I left with a wholesome feeling, after depositing a tenner into the tinbox – a completely different sensation from departing Naked for Satan after rejecting a handful of used cocktail sticks into the sanitary bin.

I abandoned my bicycle to the rain and attempted to hitchhike back west to Lygon, failing, I dived into the bus shelter when I engaged with a fellow dinner, or rather a young drunk with two Tupperware boxes packed with LAA dishes and a bottle of non-descript ale. We waited wilfully for a bus to appear; I flashed my empty myki card and hoped on. Arriving home cold and wet some 50 minutes later, shame it’s so far from home.

Friday, 6 May 2011

The hand that rocks the Tesco...

It was over a year ago since my dalliance with the Bristol Tesco protests. It happened on a rather glorious day in March - back then it was more of a civilised eviction, with horses, police and cranes. Despite the protesters being removed successfully, losing their squat and most probably being booked by the police, the publicity coverage over the plight must have impacted Tesco's PR department. In turn becoming a figurehead for anti-capitalists and activists to throw darts (or more recently petrol bombs and art works) at.

Tesco Value Petrol Bomb, by Banksy, I love the Daily Mails spin, made me laugh out loud

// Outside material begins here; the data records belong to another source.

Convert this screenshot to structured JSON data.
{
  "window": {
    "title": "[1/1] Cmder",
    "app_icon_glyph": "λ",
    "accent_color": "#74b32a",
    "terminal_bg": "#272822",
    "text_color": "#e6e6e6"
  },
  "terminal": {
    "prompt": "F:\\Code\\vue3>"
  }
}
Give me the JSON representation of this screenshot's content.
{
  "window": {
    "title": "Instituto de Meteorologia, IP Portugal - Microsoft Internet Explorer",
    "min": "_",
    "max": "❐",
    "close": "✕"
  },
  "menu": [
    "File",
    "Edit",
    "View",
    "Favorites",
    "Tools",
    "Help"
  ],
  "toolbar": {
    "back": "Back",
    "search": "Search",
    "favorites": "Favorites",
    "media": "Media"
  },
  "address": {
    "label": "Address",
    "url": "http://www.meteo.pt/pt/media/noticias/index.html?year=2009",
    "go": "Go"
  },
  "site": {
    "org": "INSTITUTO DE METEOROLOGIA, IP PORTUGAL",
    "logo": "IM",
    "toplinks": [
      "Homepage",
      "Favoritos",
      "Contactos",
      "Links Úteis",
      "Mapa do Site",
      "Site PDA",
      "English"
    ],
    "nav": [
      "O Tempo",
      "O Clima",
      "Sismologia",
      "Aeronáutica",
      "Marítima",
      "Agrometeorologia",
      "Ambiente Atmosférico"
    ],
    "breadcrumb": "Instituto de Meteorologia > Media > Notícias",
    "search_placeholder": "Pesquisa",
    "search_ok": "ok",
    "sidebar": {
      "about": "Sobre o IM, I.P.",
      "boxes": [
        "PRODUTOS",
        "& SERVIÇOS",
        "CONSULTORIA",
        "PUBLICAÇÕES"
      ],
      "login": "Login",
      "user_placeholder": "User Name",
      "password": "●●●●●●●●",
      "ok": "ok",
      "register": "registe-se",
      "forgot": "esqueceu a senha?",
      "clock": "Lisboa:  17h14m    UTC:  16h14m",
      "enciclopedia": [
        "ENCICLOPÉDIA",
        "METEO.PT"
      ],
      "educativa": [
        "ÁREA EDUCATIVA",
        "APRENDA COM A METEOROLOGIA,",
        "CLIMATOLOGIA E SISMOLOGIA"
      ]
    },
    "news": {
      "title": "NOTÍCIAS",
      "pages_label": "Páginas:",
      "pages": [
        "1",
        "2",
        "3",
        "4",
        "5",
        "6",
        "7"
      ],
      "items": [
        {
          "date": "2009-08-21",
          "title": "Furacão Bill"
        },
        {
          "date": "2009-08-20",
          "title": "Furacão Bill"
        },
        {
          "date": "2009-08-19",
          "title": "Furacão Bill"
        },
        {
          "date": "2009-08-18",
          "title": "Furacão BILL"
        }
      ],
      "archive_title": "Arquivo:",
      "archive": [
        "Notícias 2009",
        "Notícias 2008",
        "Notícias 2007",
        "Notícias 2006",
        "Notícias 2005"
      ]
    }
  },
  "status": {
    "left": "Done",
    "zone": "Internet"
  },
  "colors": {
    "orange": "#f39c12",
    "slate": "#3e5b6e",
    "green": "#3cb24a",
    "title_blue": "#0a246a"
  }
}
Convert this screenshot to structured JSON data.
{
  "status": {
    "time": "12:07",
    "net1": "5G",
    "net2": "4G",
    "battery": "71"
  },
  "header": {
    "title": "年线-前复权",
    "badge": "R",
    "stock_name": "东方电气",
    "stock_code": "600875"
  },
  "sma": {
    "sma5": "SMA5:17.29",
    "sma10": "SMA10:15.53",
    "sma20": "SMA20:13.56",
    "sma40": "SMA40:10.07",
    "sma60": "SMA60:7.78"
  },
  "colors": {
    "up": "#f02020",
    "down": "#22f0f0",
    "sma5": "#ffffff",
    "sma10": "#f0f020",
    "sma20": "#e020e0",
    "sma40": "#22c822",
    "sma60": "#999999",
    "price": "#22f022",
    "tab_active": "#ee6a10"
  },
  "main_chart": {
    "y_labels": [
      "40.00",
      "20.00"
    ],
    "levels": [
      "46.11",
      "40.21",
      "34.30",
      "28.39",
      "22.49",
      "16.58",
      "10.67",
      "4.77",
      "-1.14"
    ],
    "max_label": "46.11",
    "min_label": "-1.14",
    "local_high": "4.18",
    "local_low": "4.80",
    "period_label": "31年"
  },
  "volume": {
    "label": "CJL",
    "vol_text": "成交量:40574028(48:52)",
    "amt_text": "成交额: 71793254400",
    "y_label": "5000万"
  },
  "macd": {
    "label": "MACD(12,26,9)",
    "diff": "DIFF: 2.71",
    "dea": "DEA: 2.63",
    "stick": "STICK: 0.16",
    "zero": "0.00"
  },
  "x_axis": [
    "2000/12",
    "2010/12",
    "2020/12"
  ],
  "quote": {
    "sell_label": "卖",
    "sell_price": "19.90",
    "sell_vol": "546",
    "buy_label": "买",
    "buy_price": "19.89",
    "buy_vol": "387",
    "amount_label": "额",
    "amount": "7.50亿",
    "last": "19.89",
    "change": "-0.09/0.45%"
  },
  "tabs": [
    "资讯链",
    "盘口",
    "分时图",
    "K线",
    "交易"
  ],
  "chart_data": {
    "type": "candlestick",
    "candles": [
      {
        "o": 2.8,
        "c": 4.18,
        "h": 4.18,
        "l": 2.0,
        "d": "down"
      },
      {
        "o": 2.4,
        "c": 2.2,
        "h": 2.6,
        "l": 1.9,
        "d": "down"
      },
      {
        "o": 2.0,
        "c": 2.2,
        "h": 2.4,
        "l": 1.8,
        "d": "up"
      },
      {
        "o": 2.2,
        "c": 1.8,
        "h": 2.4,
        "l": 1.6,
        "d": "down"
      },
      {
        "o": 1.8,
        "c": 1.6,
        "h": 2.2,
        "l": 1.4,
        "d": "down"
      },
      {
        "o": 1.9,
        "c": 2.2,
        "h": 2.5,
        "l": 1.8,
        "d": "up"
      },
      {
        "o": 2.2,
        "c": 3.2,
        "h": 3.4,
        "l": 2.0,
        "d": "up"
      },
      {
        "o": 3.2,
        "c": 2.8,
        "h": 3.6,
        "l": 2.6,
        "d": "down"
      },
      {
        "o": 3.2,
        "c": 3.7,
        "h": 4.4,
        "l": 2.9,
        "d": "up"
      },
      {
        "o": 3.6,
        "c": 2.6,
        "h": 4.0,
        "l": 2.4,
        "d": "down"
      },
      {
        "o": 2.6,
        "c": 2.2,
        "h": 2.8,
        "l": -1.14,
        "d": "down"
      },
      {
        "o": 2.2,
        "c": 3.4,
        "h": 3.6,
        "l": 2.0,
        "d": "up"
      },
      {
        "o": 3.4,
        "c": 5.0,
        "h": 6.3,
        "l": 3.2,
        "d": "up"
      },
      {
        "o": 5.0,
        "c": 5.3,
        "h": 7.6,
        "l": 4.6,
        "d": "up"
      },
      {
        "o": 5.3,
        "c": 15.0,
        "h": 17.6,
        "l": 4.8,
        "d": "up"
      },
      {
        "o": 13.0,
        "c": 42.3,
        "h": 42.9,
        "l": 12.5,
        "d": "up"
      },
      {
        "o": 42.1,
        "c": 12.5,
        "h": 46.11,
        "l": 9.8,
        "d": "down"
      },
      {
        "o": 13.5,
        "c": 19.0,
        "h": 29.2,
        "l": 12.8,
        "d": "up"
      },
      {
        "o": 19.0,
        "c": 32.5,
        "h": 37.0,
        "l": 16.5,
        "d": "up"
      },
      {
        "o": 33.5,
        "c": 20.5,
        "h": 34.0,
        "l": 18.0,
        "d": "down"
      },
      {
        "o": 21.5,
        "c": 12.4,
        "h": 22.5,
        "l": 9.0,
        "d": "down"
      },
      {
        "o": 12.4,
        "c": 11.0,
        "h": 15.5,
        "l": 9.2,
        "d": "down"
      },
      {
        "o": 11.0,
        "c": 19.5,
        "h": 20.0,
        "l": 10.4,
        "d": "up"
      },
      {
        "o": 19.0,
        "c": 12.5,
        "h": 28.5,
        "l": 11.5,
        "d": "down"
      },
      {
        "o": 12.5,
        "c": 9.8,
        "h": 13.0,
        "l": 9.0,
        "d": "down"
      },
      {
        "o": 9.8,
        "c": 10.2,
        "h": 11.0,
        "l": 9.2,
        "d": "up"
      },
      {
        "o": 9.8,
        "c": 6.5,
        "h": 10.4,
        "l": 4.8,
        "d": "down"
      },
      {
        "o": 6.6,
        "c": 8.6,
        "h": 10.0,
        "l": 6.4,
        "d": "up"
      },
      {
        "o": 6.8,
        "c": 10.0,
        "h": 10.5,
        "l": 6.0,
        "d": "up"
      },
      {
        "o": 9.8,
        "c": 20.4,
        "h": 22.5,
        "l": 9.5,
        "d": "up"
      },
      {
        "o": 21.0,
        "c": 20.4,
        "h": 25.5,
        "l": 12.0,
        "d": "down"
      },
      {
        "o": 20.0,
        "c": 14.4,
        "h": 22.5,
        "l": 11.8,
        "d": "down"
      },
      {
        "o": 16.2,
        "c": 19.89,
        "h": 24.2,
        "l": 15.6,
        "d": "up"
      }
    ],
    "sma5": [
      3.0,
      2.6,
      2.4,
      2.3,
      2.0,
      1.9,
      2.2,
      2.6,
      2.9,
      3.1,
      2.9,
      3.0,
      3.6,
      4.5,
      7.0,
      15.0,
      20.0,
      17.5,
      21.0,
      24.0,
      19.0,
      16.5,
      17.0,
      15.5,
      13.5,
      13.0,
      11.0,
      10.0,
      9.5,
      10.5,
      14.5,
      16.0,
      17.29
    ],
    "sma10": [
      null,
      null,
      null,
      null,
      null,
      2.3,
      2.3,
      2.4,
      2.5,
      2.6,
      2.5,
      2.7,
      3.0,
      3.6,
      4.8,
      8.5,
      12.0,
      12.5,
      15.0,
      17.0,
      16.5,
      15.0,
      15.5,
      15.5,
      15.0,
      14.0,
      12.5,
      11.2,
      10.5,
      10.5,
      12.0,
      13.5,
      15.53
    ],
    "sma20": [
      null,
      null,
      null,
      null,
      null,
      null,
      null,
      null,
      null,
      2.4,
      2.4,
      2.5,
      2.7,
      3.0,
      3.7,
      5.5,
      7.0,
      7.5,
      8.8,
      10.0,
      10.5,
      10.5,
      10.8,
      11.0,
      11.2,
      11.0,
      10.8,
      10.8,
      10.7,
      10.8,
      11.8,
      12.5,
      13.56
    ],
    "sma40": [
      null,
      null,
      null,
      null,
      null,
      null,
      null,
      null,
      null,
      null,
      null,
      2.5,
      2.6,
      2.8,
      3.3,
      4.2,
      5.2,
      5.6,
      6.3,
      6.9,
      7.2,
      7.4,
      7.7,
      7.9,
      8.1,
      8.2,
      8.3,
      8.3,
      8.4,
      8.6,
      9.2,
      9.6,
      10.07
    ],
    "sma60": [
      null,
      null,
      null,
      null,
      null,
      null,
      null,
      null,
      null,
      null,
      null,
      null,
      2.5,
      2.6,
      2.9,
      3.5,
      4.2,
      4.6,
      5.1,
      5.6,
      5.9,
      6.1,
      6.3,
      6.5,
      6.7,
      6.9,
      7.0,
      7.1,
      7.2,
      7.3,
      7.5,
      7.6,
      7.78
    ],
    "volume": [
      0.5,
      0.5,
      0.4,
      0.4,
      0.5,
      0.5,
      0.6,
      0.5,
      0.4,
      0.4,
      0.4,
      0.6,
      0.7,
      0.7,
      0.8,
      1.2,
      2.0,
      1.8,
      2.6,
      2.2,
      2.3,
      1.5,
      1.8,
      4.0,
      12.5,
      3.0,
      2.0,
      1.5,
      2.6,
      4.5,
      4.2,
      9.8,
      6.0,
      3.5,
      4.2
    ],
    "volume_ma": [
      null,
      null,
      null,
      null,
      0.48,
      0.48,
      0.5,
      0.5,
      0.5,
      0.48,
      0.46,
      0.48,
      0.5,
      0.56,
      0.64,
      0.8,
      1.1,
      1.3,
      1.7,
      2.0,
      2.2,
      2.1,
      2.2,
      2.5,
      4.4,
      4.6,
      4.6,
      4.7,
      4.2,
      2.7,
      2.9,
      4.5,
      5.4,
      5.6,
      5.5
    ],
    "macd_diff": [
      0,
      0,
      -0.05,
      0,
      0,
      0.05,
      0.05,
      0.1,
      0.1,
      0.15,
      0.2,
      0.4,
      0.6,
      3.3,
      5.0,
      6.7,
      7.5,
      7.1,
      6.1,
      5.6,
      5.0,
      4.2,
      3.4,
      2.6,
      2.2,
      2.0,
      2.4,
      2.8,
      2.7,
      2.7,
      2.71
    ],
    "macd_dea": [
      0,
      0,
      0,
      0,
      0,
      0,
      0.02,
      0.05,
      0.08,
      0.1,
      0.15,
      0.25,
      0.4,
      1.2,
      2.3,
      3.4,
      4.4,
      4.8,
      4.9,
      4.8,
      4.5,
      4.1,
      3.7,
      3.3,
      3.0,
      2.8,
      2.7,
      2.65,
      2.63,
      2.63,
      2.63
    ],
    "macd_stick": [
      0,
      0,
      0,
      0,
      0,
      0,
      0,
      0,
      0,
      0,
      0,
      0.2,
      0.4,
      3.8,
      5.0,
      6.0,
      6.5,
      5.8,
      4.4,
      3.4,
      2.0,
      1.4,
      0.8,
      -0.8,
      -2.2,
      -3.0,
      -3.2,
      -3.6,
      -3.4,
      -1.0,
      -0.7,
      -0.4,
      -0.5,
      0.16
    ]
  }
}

It's a not-so-modern dilemma that beseeches my generation, one of capitalism, monopolisation, aggressive expansion. Its impact is one that could potentially change our urban landscape, replacing communities with retail parks, shopping centres, lining the pockets of a few rather than spreading the wealth more evenly. I grew up in a new town, built over an old town, Telford was born in the 1960s, it's town centre - a giant indoor shopping centre. The old town, Wellington - where fortunately I spent majority of my childhood - a medieval market town. Evolving slowly over time, next to a Roman road, which led from Holyhead (North Wales coast) to the River Thames in London, such history and inspiration. It bore the marks of time, narrow streets, Tudor buildings, town square, however has become more shabby since. Many have closed their doors as the supermarkets moved in, vacant spaces, now home to charity shops and discount frozen food stores. When I think back to the richness of my youth I recount with longing the focaccias hand made daily by the grumpy Italian in the kitchen of Sidolis; Chelsea buns bought with tuck money from the kindly bakers with the dickensian square glass frontage; pic and mix sweets from the market as a Saturday treat, coconut wheels and peanut brittle; saving and savouring every Christmas present bought for my family from Woolworths and little homely shops. Not discounting the joy of a McDonalds happy meal at Telford Town Centre or shoplifting in C&A. I think I learnt more about interaction with adults from the independent shops that knew their customers and were able to impart some of their personality on you. The richness that life provides is never going to be found in endless trips to giant Tesco's. Yet it is our own hand that leads us there, the anti-movement comes from our choices. It is difficult to pay more, make life more laborious, make several trips to different stores, but if we are to support each other, encourage our communities to care then we must.

In New York they have food co-operatives, where customers become members and contribute their time, usually three hours a month - in turn they can to shop in the store buying food with considerably lower mark ups.